Let me also say that caring for the environment is a noble cause, but coal companies shouldn’t be penalized in the pursuit of clean energy. Nuclear power is now cleaner than ever. However, the ESG movement, through criminalizing nuclear power, prohibits the free market from offering noble solutions for clean energy.
Does ESG help shareholders make investment decisions? Well, it depends on if you want your investment portfolio to be profitable or ideologically progressive.
However, even if one wanted to use ESG as an investment tool, the rankings don’t reflect its intended purpose. For example, Tesla, the largest electric vehicle manufacturer, wasn’t listed on the May 2022 S&P 500′s ESG index. However, ExxonMobil and Marathon Oil were listed.
Why would oil and gas corporations have higher ESG ratings than the largest electric vehicle provider?

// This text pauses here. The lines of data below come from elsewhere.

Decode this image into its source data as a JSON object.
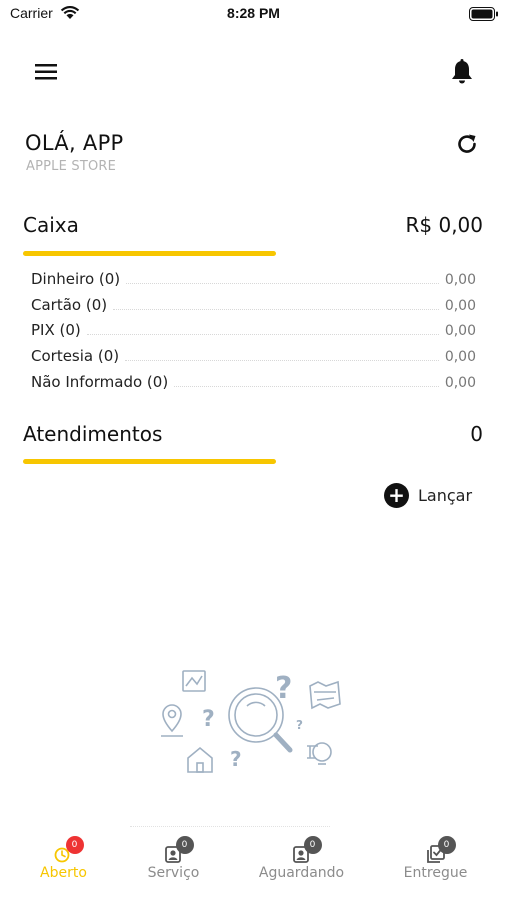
{
  "status_bar": {
    "carrier": "Carrier",
    "time": "8:28 PM"
  },
  "header": {
    "menu_icon": "hamburger-menu-icon",
    "notification_icon": "bell-icon"
  },
  "greeting": {
    "title": "OLÁ, APP",
    "store": "APPLE STORE",
    "refresh_icon": "refresh-icon"
  },
  "caixa": {
    "title": "Caixa",
    "total": "R$ 0,00",
    "rows": [
      {
        "label": "Dinheiro (0)",
        "value": "0,00"
      },
      {
        "label": "Cartão (0)",
        "value": "0,00"
      },
      {
        "label": "PIX (0)",
        "value": "0,00"
      },
      {
        "label": "Cortesia (0)",
        "value": "0,00"
      },
      {
        "label": "Não Informado (0)",
        "value": "0,00"
      }
    ]
  },
  "atendimentos": {
    "title": "Atendimentos",
    "count": "0",
    "launch_label": "Lançar"
  },
  "colors": {
    "accent": "#f7c600",
    "badge_active": "#ee3333",
    "badge": "#555555",
    "tab_inactive": "#8c8c8c"
  },
  "tabs": [
    {
      "label": "Aberto",
      "badge": "0",
      "icon": "clock-icon",
      "active": true
    },
    {
      "label": "Serviço",
      "badge": "0",
      "icon": "service-icon",
      "active": false
    },
    {
      "label": "Aguardando",
      "badge": "0",
      "icon": "waiting-icon",
      "active": false
    },
    {
      "label": "Entregue",
      "badge": "0",
      "icon": "delivered-icon",
      "active": false
    }
  ]
}
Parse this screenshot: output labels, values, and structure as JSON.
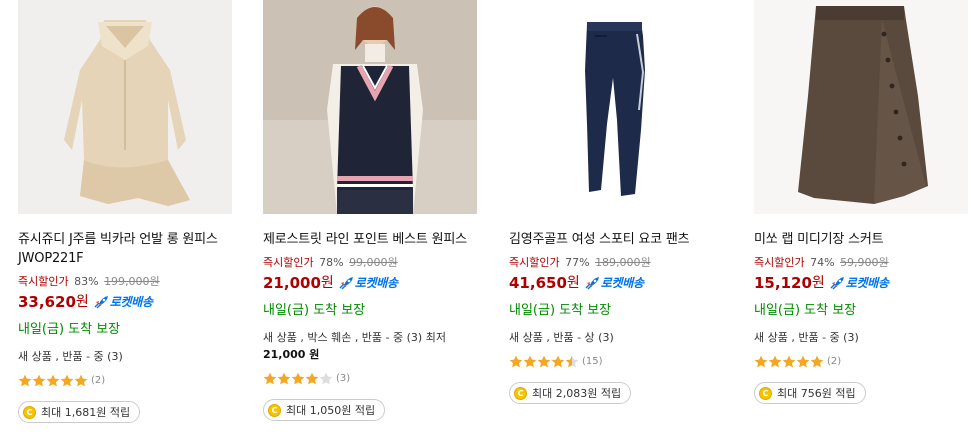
{
  "colors": {
    "price": "#ae0000",
    "discount_label": "#ae0000",
    "rocket": "#0074e9",
    "arrival": "#008c00",
    "star": "#f5a623",
    "coin": "#f7c500"
  },
  "products": [
    {
      "image_icon": "dress-photo",
      "name": "쥬시쥬디 J주름 빅카라 언발 롱 원피스 JWOP221F",
      "discount_label": "즉시할인가",
      "discount_rate": "83%",
      "base_price": "199,000원",
      "price": "33,620",
      "price_unit": "원",
      "rocket_label": "로켓배송",
      "arrival": "내일(금) 도착 보장",
      "condition_text": "새 상품 , 반품 - 중 (3)",
      "condition_extra": "",
      "rating": 5,
      "review_count": "(2)",
      "reward_coin": "C",
      "reward_text": "최대 1,681원 적립"
    },
    {
      "image_icon": "vest-photo",
      "name": "제로스트릿 라인 포인트 베스트 원피스",
      "discount_label": "즉시할인가",
      "discount_rate": "78%",
      "base_price": "99,000원",
      "price": "21,000",
      "price_unit": "원",
      "rocket_label": "로켓배송",
      "arrival": "내일(금) 도착 보장",
      "condition_text": "새 상품 , 박스 훼손 , 반품 - 중 (3) 최저 ",
      "condition_extra": "21,000 원",
      "rating": 4,
      "review_count": "(3)",
      "reward_coin": "C",
      "reward_text": "최대 1,050원 적립"
    },
    {
      "image_icon": "pants-photo",
      "name": "김영주골프 여성 스포티 요코 팬츠",
      "discount_label": "즉시할인가",
      "discount_rate": "77%",
      "base_price": "189,000원",
      "price": "41,650",
      "price_unit": "원",
      "rocket_label": "로켓배송",
      "arrival": "내일(금) 도착 보장",
      "condition_text": "새 상품 , 반품 - 상 (3)",
      "condition_extra": "",
      "rating": 4.5,
      "review_count": "(15)",
      "reward_coin": "C",
      "reward_text": "최대 2,083원 적립"
    },
    {
      "image_icon": "skirt-photo",
      "name": "미쏘 랩 미디기장 스커트",
      "discount_label": "즉시할인가",
      "discount_rate": "74%",
      "base_price": "59,900원",
      "price": "15,120",
      "price_unit": "원",
      "rocket_label": "로켓배송",
      "arrival": "내일(금) 도착 보장",
      "condition_text": "새 상품 , 반품 - 중 (3)",
      "condition_extra": "",
      "rating": 5,
      "review_count": "(2)",
      "reward_coin": "C",
      "reward_text": "최대 756원 적립"
    }
  ]
}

Well, rankings highlight that in reality, much of ESG is not rooted in environmentalism but is rather a form of bureaucratic virtue signaling used to promote progressive diversity, equity, and inclusion policies that are undermining corporations today.

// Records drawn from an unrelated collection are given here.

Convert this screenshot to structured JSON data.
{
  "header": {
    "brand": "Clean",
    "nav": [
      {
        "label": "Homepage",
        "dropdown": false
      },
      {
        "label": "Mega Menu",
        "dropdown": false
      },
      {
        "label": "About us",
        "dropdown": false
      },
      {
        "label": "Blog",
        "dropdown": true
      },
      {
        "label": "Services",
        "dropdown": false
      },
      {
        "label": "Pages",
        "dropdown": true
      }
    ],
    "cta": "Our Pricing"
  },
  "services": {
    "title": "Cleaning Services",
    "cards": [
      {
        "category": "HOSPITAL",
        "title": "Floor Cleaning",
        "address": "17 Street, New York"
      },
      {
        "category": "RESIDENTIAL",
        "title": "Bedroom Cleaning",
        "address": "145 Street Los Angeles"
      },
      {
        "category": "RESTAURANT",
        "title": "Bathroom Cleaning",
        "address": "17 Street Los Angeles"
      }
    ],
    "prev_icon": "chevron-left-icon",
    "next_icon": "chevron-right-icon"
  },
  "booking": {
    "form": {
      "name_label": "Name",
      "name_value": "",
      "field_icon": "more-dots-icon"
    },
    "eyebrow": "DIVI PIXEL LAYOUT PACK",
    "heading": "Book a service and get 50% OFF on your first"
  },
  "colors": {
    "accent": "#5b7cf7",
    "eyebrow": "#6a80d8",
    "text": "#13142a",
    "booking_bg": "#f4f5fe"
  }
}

In short, ESG is a tool the progressive left uses to mandate its agenda in the private sector. What does ESG really look like?
The ‘environmental’ part of ESG criteria involves radical climate activism based on the assumption that humans are at risk of extinction due to climate change. Practically implemented, this looks like solar subsidies and banning oil and gas.
The ‘social’ part of ESG takes the form of implementing diversity and inclusion policies in the workplace.
The third pillar of ESG, ‘governance’, refers to social credit scores and ‘equity’: companies may adopt HR policies like racial quotas that revolve around ‘equity’, in other words, equal outcomes instead of equal opportunities.
Andy Puzder, senior fellow at the Pepperdine University School of Public Policy, described ESG well when he said it is a “world where profit takes second place to a preoccupation with income inequality, race and gender sensitivity, and climate alarmism.”
One shouldn’t have to look at an ESG score to decide in which bank they should invest their money. Likewise, a family shouldn’t choose an attorney to defend them in a trial based on the firm’s ESG score. With the use of ESG criteria, businesses are no longer judged by the quality of their work but by their radical environmental and progressive policies.
Alabamians have a decision to make: embrace the collapse of free market capitalism or restore the American ideology that objective, not subjective metrics and profitability matter when making investment decisions.